My dear friend Bella Bordeaux posted this today and I wanted to share with everyone here:
"I’m finding myself in a state of grief—but probably not for the reason you think.
Yes, the big topic of discussion is the election of POTUS. For the last few months, that’s really all that has been discussed, and it continues to be the Hot Topic of the day. Truth be told, it will continue to be a hot topic, long after the polls have closed. Yet, my grief doesn’t come from whether “MY” candidate won or lost. After all, we all knew someone was going to win, someone was going to lose. Approve of it or not, that is how our democratic process works. Instead I’m grieving the outcome and what this process has done to us as a nation.
Never in my lifetime have I experienced such a divided nation. Whether your candidate won and you are elated and excited, or your candidate lost and you are depressed and apprehensive, the bottom line is that we are divided. There is no in between. And this division? Well, it would have been present regardless of the outcome. You see, this election has not only divided Republicans and Democrats, it has pitted friend against friend, families against families. The Civil War did that too, when brother fought against brother.
Whether you feel the need to celebrate or mourn, I hope you will keep in mind, each of us has the power to choose how we want to respond. We can continue to argue and spew hatred at those who don’t appreciate our viewpoints. We can cower in fear of the future. We can further divide ourselves along lines of race, religion, age, gender, (dis)ability. Or we can band together and do good within our communities. We can treat others with kindness and respect. We can even appreciate and celebrate our differences.
The outcome of this election has not taken away my power. I still have the right to choose whether I will act for my own selfish gains, or whether my actions will benefit others. WE, as individuals and as a whole, have the ability to stop this national implosion and facilitate healing—if we choose to.

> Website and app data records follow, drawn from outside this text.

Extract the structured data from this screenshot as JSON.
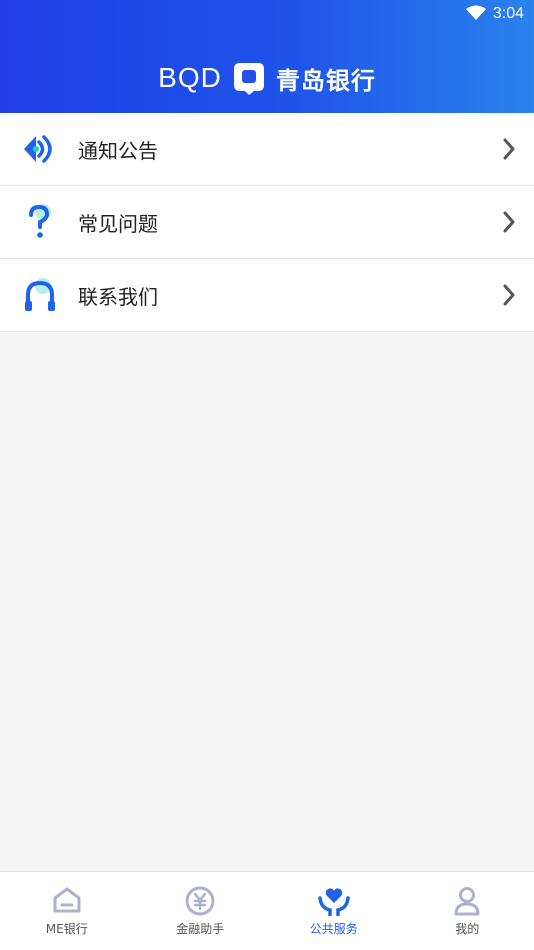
{
  "status_bar": {
    "time": "3:04"
  },
  "header": {
    "brand_en": "BQD",
    "brand_cn": "青岛银行"
  },
  "menu": [
    {
      "label": "通知公告",
      "icon": "announcement-speaker-icon"
    },
    {
      "label": "常见问题",
      "icon": "question-mark-icon"
    },
    {
      "label": "联系我们",
      "icon": "headset-icon"
    }
  ],
  "tabbar": [
    {
      "label": "ME银行",
      "icon": "home-icon",
      "active": false
    },
    {
      "label": "金融助手",
      "icon": "yuan-coin-icon",
      "active": false
    },
    {
      "label": "公共服务",
      "icon": "heart-hands-icon",
      "active": true
    },
    {
      "label": "我的",
      "icon": "person-icon",
      "active": false
    }
  ],
  "colors": {
    "header_gradient_start": "#1f3ee8",
    "header_gradient_end": "#2a82ec",
    "accent": "#1f64e8",
    "icon_cyan": "#25d0c8",
    "icon_inactive": "#aab2cf"
  }
}
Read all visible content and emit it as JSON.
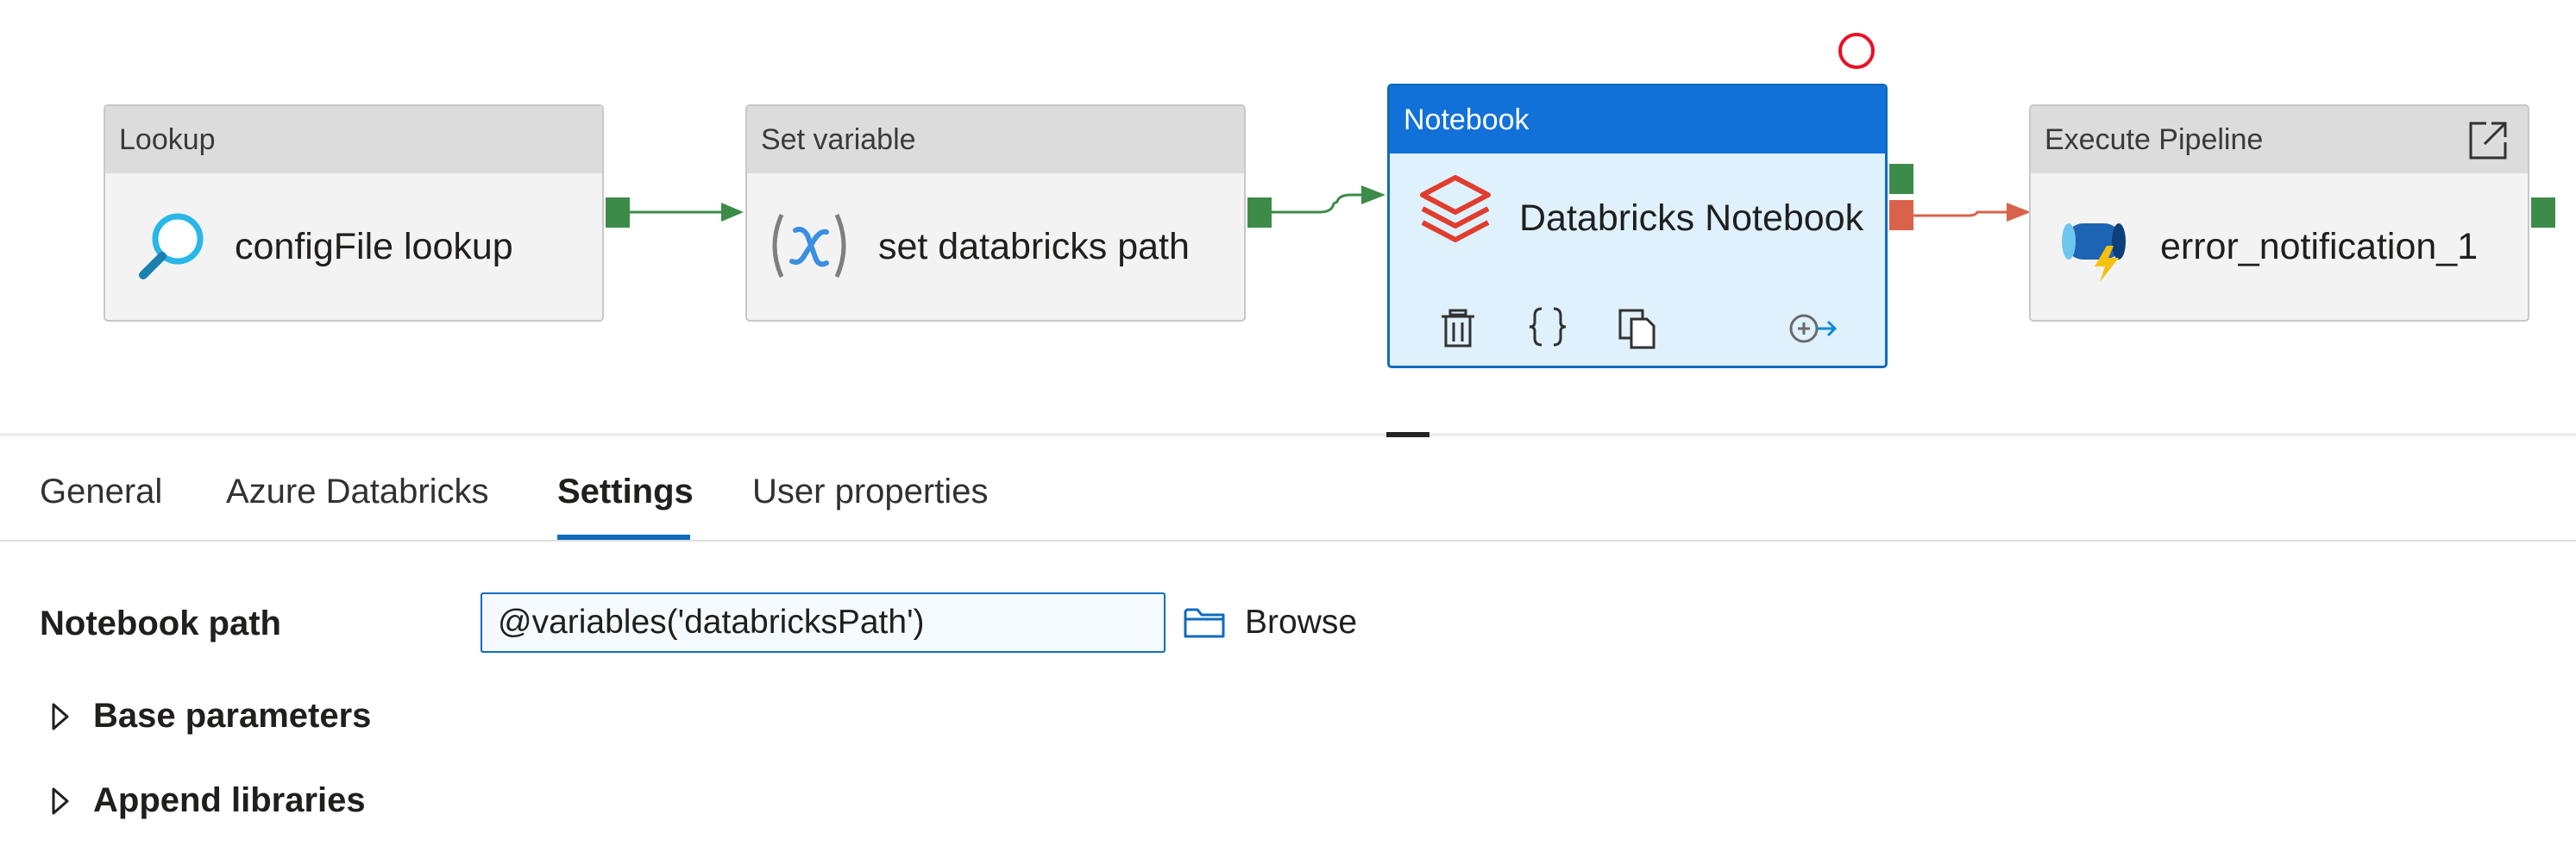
{
  "pipeline": {
    "activities": [
      {
        "type": "Lookup",
        "name": "configFile lookup",
        "icon": "magnifier-icon"
      },
      {
        "type": "Set variable",
        "name": "set databricks path",
        "icon": "variable-x-icon"
      },
      {
        "type": "Notebook",
        "name": "Databricks Notebook",
        "icon": "databricks-icon",
        "selected": true
      },
      {
        "type": "Execute Pipeline",
        "name": "error_notification_1",
        "icon": "execute-pipeline-icon"
      }
    ],
    "colors": {
      "success": "#3d8b48",
      "failure": "#d9624a",
      "selected": "#1171d8",
      "error": "#e81123"
    }
  },
  "tabs": [
    {
      "label": "General"
    },
    {
      "label": "Azure Databricks"
    },
    {
      "label": "Settings",
      "active": true
    },
    {
      "label": "User properties"
    }
  ],
  "settings": {
    "notebook_path_label": "Notebook path",
    "notebook_path_value": "@variables('databricksPath')",
    "browse_label": "Browse",
    "base_parameters_label": "Base parameters",
    "append_libraries_label": "Append libraries"
  }
}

My nation is divided and hurting, even as some celebrate and rejoice, even as citizens from other nations pass judgment. And because of that, I choose to grieve, at least for the moment.
But tomorrow? Tomorrow, I will put a plan in place to do at least one more positive thing for another person, for my community, for my nation. I will act; I will not to stand by, quietly and cowering. I choose kindness and respect. I choose to heal.
Today, I grieve. Tomorrow, I heal."
Thank you Bella for your words of wisdom.